What Is Shock Loading?
Shock loading refers to a sudden and drastic increase of load, similar to a “hammering” effect. The most common occurrence is when a load is dropped onto a ball transfer unit from a height or when ball units travel over an uneven surface, causing an uneven distribution of load.
Why Do You Need to Consider Shock Loading?
When shock loading occurs, although the load itself may be within the load-bearing capabilities of the ball units, the forces generated by the shock loading can momentarily increase the load beyond the ratings listed in our catalogue and on our website. This can damage certain units and permanently affect their performance and durability.
It’s a good idea to regularly check your equipment to ensure that shock loading damage has not occurred.

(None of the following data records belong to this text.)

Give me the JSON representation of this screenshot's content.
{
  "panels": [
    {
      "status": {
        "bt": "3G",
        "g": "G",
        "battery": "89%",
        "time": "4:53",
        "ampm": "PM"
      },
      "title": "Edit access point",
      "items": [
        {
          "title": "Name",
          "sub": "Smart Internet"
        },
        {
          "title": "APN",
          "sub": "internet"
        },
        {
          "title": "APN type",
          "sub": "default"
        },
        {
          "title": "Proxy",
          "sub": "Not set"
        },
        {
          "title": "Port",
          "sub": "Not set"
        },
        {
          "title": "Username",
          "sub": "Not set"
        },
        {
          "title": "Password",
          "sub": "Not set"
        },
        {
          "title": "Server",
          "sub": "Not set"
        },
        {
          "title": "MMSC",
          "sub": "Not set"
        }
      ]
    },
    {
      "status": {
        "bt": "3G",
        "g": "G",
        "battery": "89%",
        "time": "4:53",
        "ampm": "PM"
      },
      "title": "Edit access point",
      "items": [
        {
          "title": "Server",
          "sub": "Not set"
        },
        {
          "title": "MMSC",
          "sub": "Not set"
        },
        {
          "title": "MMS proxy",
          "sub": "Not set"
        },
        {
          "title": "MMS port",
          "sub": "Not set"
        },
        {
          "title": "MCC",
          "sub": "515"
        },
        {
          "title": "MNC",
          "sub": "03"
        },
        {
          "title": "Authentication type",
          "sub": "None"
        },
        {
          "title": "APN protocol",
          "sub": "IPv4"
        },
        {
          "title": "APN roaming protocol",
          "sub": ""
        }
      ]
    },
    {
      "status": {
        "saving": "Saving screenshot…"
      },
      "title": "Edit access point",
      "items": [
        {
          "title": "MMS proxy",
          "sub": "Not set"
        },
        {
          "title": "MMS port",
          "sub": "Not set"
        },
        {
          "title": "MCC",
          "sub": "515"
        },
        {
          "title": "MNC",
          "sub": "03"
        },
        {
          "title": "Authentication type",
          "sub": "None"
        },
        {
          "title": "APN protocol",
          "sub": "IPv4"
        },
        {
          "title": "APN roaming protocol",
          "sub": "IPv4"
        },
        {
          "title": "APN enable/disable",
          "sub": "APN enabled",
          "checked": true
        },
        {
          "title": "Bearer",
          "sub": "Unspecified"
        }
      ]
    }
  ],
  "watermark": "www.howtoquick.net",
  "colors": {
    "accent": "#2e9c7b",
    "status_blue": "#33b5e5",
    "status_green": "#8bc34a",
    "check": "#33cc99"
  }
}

Damaged units may result in reduced performance and unsafe working conditions.
How Can I Avoid Shock Loading?
There are a few simple steps you can take to minimise the risk of shock loading occurring. Firstly, make sure you have selected the correct type of ball unit for the tasks being performed. It is possible to calculate shock loads by taking into account the weight of the load being transported, the falling distance and the load capacity of the ball unit. It’s vital to ensure that the ball unit you are using can withstand the potential degree of accidental shock.

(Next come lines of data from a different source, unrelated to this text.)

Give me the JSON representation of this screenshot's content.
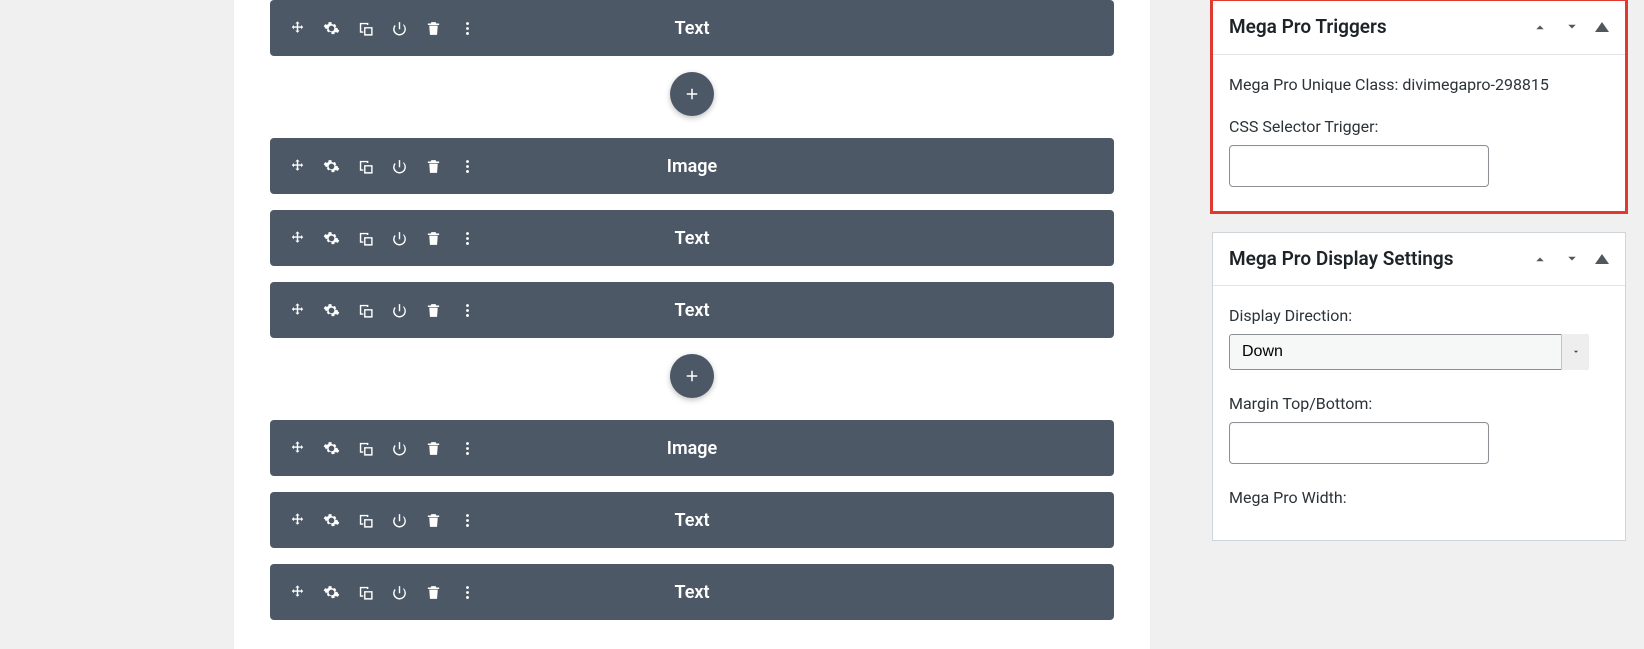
{
  "modules": {
    "group1": [
      {
        "label": "Text"
      }
    ],
    "group2": [
      {
        "label": "Image"
      },
      {
        "label": "Text"
      },
      {
        "label": "Text"
      }
    ],
    "group3": [
      {
        "label": "Image"
      },
      {
        "label": "Text"
      },
      {
        "label": "Text"
      }
    ]
  },
  "sidebar": {
    "panel1": {
      "title": "Mega Pro Triggers",
      "unique_class_label": "Mega Pro Unique Class: divimegapro-298815",
      "css_trigger_label": "CSS Selector Trigger:",
      "css_trigger_value": ""
    },
    "panel2": {
      "title": "Mega Pro Display Settings",
      "direction_label": "Display Direction:",
      "direction_value": "Down",
      "margin_label": "Margin Top/Bottom:",
      "margin_value": "",
      "width_label": "Mega Pro Width:"
    }
  }
}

Training is often overlooked as a preventative measure for shock loading. Ensure that your staff can access all relevant information about the equipment they are using and that they are sufficiently trained to understand the risks and consequences of shock loading. Putting systems and processes in place to reduce the risk of accidental damage is more cost-effective and less time-consuming than repairing or replacing irreparably damaged units.
Omnitrack has solutions for potential and actual shock loading applications. Our spring-loaded and pneumatic models are suitable for a range of applications and help to reduce damage caused by shock impact. These units have been specially designed to handle accidental shock loading better than conventional hemispherical “cup and ball” units.
For applications where shock loading is a likely concern, we recommend using our spring-loaded or pneumatic range of ball transfer units, which are available with several material upgrade options to satisfy the most demanding operating environments and conditions.
What Does Shock Loading Mean for Your Business?
Accidental shock loading may be impossible to avoid completely, but taking steps to minimise risk and damage for when it does occur could save your business time and money. If an important piece of equipment is out of action for any period, productivity will be affected, which, in turn, could have a detrimental effect on output and levels of customer satisfaction. Take care to select the most suitable ball unit for your intended application. Then, assess the risk of shock loading and put training and processes in place to minimise risk.